"Last week I turned 82. 82! When I look in the mirror, the person staring back at me is a young boy, with a head and heart filled with dreams and excitement and unquenchable enthusiam for life. Sure, he's got white hair--so what!"
-- Ray Bradbury, August 29, 2002
Green Town, Illinois is a mythical place in a Ray Bradbury novel only in the same way that Shermer, Illinois is a fictional suburb in a John Hughes movie. Green Town, Illinois can be visited today. It is called Waukegan. Shermer can also be found. In real life it's called Northbrook.
Ray Bradbury was born in Green Town, make that Waukegan, on August 22, 1920. From Waukegan to Mars and other worlds is a very long trip covering 86 years so far, but Ray is still excited about the journey.
But back on Earth in Illinois, the Green Town of legend and folklore is most vividly recalled in the magical childhood summers of 1928 and 1929--the last summers of the properous Roaring Twenties. That is before the stock market crash of October 1929 and before America turned into a cold, jobless, and hungry place for too many families.
Green Town is the idyllic small American town that is the backdrop for Ray Bradbury's autobiographical novel called Dandelion Wine. Dandelion Wine contained only a small plot device from the world of science fiction but it was one of three books planned for The Green Town Trilogy of stories to be set in Waukegan. Two have been published in full and one chapter of the third has been published.
Ray Bradbury is one of the most interesting science fiction authors of the last century. No one in Waukegan knew then that the fertile imagination of a young boy would one day bring readers adventures such as The Martian Chronicles (1950), Farenheit 451 (1953), Dandelion Wine (1957), Something Wicked This Way Comes (1962), The Halloween Tree (1972), and I Sing the Body Electric.
Ray only lived in Waukegan off and on for his first fourteen years with temporary moves to Arizona thrown into the mix of his childhood. The family moved to Los Angeles during the Depression and Ray went to high school there. But a fan cannot read an interview with Ray or Dandelion Wine and not understand that Ray will always regard Waukegan, Illinois as his hometown and that his Waukegan years as a youth were the best years of his life.

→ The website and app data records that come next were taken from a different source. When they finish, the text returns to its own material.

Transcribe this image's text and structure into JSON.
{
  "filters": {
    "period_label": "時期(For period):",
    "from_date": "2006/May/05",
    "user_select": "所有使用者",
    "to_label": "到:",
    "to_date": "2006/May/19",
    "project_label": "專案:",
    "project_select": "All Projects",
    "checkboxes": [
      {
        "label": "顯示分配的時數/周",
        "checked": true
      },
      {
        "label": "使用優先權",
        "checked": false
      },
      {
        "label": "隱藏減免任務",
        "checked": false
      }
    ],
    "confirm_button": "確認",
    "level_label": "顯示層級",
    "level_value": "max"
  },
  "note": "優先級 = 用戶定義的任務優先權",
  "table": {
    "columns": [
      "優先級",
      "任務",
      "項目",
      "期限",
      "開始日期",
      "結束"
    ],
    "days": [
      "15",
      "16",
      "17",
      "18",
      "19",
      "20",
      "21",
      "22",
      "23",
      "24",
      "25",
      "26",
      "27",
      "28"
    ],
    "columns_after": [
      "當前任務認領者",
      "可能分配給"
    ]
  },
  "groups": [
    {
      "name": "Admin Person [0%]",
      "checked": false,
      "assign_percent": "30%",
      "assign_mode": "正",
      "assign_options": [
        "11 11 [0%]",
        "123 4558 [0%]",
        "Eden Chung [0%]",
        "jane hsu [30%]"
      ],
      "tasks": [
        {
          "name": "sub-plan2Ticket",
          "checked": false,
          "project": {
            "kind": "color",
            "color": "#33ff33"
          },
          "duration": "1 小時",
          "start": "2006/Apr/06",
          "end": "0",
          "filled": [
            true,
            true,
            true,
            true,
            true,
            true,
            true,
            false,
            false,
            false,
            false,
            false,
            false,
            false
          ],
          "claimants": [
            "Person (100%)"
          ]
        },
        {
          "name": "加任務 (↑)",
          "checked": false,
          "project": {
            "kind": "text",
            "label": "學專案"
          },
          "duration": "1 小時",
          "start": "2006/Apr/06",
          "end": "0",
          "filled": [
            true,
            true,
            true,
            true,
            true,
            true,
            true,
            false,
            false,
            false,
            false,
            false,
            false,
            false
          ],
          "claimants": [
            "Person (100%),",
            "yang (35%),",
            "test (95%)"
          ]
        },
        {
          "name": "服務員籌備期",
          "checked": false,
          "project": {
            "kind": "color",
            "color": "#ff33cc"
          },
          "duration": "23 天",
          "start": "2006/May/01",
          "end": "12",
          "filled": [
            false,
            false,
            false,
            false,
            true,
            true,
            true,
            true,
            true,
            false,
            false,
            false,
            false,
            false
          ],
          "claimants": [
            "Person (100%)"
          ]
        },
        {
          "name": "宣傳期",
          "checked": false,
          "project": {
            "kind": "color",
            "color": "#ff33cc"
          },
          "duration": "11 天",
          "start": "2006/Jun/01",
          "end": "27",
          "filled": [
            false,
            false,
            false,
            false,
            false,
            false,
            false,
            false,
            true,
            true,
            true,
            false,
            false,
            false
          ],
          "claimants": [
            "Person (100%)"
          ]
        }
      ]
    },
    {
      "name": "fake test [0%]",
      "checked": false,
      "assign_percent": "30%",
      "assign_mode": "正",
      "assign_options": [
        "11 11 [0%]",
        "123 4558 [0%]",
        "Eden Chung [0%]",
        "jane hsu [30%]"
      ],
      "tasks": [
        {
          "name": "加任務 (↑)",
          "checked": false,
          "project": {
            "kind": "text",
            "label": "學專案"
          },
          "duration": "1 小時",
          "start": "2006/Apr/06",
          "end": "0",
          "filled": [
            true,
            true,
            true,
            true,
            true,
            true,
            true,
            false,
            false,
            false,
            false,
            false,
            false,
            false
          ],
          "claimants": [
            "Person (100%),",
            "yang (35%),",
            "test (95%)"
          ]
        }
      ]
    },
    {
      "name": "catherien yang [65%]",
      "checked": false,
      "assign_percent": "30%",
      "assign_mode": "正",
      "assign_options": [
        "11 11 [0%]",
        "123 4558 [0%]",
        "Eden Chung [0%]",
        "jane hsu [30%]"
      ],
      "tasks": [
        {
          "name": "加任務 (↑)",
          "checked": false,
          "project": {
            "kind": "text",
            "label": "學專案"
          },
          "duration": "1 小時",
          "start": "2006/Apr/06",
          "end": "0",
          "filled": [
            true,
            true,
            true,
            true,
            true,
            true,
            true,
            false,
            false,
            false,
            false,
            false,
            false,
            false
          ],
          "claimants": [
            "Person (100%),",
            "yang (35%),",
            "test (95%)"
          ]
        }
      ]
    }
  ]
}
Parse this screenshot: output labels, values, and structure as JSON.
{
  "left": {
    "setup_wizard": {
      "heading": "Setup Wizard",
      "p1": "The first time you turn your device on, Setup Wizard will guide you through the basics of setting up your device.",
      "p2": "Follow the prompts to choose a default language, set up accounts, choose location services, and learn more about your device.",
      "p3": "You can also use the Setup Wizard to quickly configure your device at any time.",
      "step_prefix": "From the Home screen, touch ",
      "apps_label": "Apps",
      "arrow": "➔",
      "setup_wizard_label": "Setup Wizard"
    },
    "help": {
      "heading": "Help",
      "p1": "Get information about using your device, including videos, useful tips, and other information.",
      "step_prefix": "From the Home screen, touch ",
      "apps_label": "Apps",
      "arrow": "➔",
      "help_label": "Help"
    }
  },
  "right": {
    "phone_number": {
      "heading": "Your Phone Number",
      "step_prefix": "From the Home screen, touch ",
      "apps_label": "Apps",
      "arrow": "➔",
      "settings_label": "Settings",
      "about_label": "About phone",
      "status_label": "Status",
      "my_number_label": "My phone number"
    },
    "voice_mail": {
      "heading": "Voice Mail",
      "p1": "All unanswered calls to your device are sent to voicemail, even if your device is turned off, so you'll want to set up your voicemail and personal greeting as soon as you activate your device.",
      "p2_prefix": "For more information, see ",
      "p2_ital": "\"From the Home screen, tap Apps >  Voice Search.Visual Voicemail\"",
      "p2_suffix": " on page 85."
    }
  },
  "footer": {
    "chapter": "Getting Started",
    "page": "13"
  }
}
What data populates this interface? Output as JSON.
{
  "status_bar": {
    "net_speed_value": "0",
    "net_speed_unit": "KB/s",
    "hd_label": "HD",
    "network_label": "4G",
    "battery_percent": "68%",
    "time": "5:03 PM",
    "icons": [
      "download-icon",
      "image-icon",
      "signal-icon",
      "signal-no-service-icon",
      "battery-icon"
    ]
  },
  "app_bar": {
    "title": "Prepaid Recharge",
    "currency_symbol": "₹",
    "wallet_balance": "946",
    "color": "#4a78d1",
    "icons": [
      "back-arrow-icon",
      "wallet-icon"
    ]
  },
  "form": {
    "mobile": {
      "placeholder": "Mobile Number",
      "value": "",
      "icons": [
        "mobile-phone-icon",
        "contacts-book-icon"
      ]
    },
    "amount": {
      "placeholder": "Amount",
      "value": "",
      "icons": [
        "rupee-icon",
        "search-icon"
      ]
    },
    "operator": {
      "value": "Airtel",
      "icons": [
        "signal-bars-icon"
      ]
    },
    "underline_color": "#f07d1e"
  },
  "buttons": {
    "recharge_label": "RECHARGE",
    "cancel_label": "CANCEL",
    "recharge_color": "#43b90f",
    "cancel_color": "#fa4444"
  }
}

In 2003, Ray lost his wonderful wife of 56 years, Maggie McClure Bradbury, whose family founded McClure's Magazine. She was working in a book store in L.A. in 1946 when she met Ray.
In 2004, Ray Bradbury engaged in a dust up of legal letters back and forth with independent film producer Michael Moore who borrowed part of the title from one of Ray's most famous books and movies for the title of Moore's film critical of President Bush called "Farenheit 9-11."
Bradbury did not say if his political views were offended by Moore, only that he thought Moore was being deceptive to use a title so similar that it could be confused with a famous film Farenheit 451 from 1966 starring Oskar Werner and Julie Christie and directed by Francois Truffaut. That movie was based on Ray's 1953 book with the same title. Moore said he was trying to pay a tribute to Bradbury. Bradbury did not take it as a compliment. Ray had a legitimate stake in protecting the name of his book and film from confusion with Moore's film since the original Farenheit 451 is being re-made for release in 2007.
Last month in August 2006, Ray Bradbury celebrated his 86th birthday. His incurable optimism for space travel is still with him and he predicted humans will return to the moon and to Mars and to "other worlds."
"Our future is wonderful," he told Patt Morrison in an interview on KPCC, a Pasadena, California-based public radio station on Aug. 22, 2006.
For a list of movie and TV projects written by Ray Bradbury or based on his books, see the Ray Bradbury page on the Internet Movie Database.